There is no question that the rate of unintended pregnancy is too high in the United States. Half of the 6 million pregnancies each year in this country are unintended, and nearly half of these unplanned pregnancies end in abortion. It doesn’t have to be this way. Most of these unintended pregnancies — and the resulting abortions — can be prevented if we eliminate the barriers that prevent women from having access to affordable and effective contraception.

Only senators could say so much wrong in so little space!

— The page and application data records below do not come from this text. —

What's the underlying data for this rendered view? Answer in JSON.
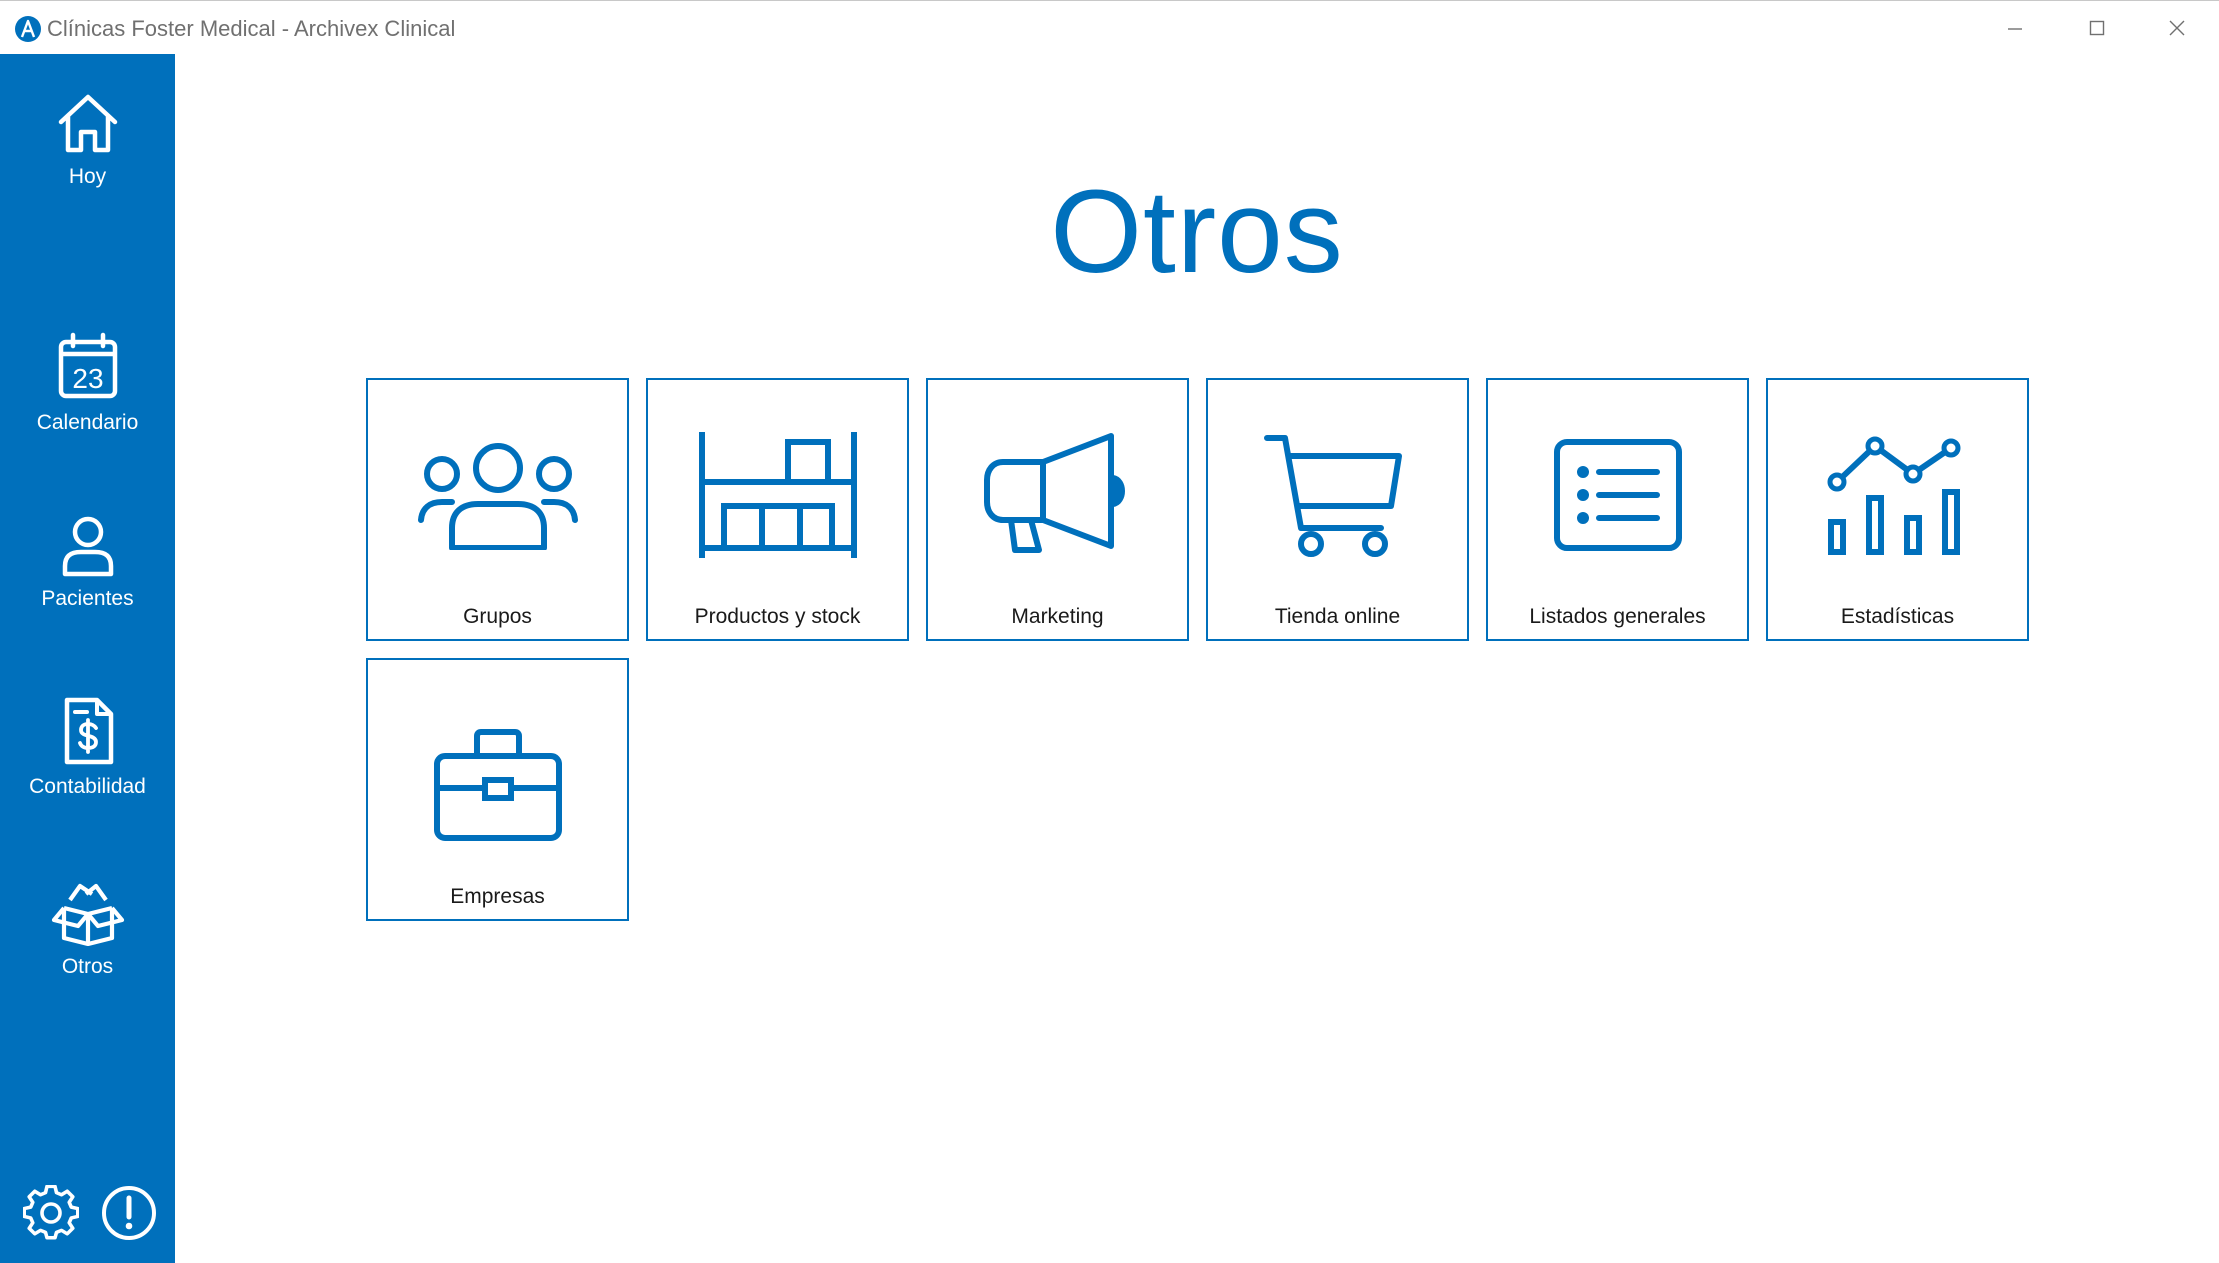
{
  "window": {
    "title": "Clínicas Foster Medical - Archivex Clinical",
    "logo_icon": "archivex-logo-icon",
    "controls": [
      "minimize-icon",
      "maximize-icon",
      "close-icon"
    ]
  },
  "colors": {
    "accent": "#0070bc",
    "sidebar_text": "#ffffff",
    "tile_text": "#1a1a1a",
    "title_text": "#707070"
  },
  "sidebar": {
    "items": [
      {
        "label": "Hoy",
        "icon": "home-icon"
      },
      {
        "label": "Calendario",
        "icon": "calendar-icon",
        "icon_text": "23"
      },
      {
        "label": "Pacientes",
        "icon": "person-icon"
      },
      {
        "label": "Contabilidad",
        "icon": "invoice-dollar-icon"
      },
      {
        "label": "Otros",
        "icon": "open-box-icon"
      }
    ],
    "bottom": [
      {
        "icon": "gear-icon"
      },
      {
        "icon": "alert-icon"
      }
    ]
  },
  "main": {
    "title": "Otros",
    "tiles": [
      {
        "label": "Grupos",
        "icon": "people-group-icon"
      },
      {
        "label": "Productos y stock",
        "icon": "shelf-boxes-icon"
      },
      {
        "label": "Marketing",
        "icon": "megaphone-icon"
      },
      {
        "label": "Tienda online",
        "icon": "shopping-cart-icon"
      },
      {
        "label": "Listados generales",
        "icon": "list-icon"
      },
      {
        "label": "Estadísticas",
        "icon": "chart-bars-line-icon"
      },
      {
        "label": "Empresas",
        "icon": "briefcase-icon"
      }
    ]
  }
}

First, I find it schizophrenic that abortion-choice advocates like Clinton will champion abortion rights on the one hand, and yet want to reduce the number of abortions on the other. If abortion does not take the life of an innocent human being we should no more want to reduce the number of abortions than we want to reduce the number of tooth extractions. The reason some abortion-choicers want to reduce the number of abortions is because deep down they know abortion is morally wrong. At the end of the day the only sure way to reduce the number of abortions is by making it illegal.

Can you think of any other Constitutional right where even advocates of the right want to reduce the number of times it is exercised? As Jivin Jehoshaphat once wrote, “It obviously doesn’t work for many of the rights we consider foundational. Imagine someone being a champion for the right to free speech yet saying that we should work to reduce the number of nonviolent protests. Or a champion of voting rights working to reduce the number of votes that are cast in a given election. Both situations are absurd.”

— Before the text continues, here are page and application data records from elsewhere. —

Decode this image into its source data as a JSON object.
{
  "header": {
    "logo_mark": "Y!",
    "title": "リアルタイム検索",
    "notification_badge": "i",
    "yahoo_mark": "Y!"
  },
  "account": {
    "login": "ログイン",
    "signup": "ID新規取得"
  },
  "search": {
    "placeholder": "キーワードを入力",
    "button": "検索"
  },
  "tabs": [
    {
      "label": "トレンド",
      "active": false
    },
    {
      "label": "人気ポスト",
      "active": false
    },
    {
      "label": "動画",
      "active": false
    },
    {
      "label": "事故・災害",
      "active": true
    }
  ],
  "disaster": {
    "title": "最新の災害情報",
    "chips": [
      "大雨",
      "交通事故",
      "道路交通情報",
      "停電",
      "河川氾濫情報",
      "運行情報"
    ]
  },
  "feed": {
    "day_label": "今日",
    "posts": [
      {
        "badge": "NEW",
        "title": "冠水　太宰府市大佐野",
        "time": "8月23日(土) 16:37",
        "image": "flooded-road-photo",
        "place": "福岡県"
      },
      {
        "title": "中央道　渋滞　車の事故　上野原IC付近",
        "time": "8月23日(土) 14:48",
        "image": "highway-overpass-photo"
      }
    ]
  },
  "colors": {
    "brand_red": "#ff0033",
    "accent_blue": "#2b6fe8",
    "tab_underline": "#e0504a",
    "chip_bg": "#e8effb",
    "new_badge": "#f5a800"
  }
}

Secondly, what barriers to receiving affordable and effective contraception are Clinton and Reid talking about? How hard is it to buy a condom from the local drug store or Wal-Mart? Getting the Pill is as easy as walking in to a Planned Parenthood clinic. People choose not to use contraception.

Thirdly, both senators are perpetrating the myth that there is a tandem between increased access to contraception and a decrease in abortion. It sounds logical, but is not necessarily supported by statistical data.

The Alan Guttmacher Institute recently released a report on contraception in America. They ranked each state according to its efforts to help women obtain and properly use contraception. The three categories against which each state was measured were service availability, public funding, and laws/policies. California was ranked first in the nation for their superior contraceptive services, and New York was ranked fifth. What’s so ironic about this is that these two states also have among the highest percentages of abortion per pregnancy in the nation (NY = 2nd highest with 31%; CA = 6th highest with 26%). If greater access to contraceptives is the key to significantly reducing the number of abortions, why is it that the states with the greatest access to contraception are also the nation’s greatest abortion mills?

Advertisements